Opposition lawmakers faulted the government for Armenia’s increased public debt on Wednesday as the National Assembly lifted a legal limit on further government borrowing.
An Armenian law has stipulated until now that the total amount of debt incurred by the government cannot exceed a sum equivalent to 60 percent of Gross Domestic Product.
Government-drafted amendments will scrap this borrowing cap. At the same time, they will require the government to come up with a plan to ease the debt burden.
The parliament passed the amendments in the first reading by 61 votes to 37. Voting against them were deputies from the opposition Yelk alliance and businessman Gagik Tsarukian’s bloc, the second largest parliamentary force.
“The sole aim of this bill is to attract more foreign loans. This is unacceptable,” Naira Zohrabian, a senior lawmaker from the Tsarukian bloc, said just before the vote.
Zohrabian said Finance Minister Vartan Aramian failed to present convincing arguments when the parliament debated the bill on Tuesday.
Aramian claimed during the debate that the bill is not primarily aimed at allowing the government to obtain more multimillion-dollar loans. He insisted that the government is committed to cutting the GDP-to-debt ratio from 55.4 percent to 54.4 percent by the end of next year.
Aramian also dismissed claims by another Tsarukian Bloc deputy, Mikael Melkumian, that the government has wasted or misused many loans extended by the International Monetary Fund, the World Bank and other multilateral lenders. “Armenia is considered by them a best performer country,” said the minister.
Armenia’s public debt, which also includes foreign loans extended to its Central Bank, currently stands at $6.4 billion. It was below $2 billion before the 2008-2009 global financial crisis that plunged the county into a severe recession.

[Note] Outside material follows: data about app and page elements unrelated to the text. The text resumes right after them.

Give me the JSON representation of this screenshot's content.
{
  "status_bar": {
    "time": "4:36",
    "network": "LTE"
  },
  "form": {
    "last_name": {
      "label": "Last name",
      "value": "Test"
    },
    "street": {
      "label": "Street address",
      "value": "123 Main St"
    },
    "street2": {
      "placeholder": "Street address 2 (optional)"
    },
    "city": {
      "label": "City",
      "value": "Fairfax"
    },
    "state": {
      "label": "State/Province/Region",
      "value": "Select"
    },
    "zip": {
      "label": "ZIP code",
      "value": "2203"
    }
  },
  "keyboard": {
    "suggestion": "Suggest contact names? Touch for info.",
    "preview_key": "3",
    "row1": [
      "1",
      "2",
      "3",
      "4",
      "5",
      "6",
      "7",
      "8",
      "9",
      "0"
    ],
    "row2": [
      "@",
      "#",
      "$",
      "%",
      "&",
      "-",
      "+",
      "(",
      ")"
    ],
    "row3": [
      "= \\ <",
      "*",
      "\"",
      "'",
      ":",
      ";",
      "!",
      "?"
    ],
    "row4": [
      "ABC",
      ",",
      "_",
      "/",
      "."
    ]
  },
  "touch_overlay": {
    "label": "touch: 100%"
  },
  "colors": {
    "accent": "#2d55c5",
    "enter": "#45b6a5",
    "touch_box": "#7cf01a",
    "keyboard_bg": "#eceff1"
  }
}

Later in the day, the parliament allowed the government to take a $40 million loan from the Asian Development Bank. The money is to be used for financing the state budget deficit.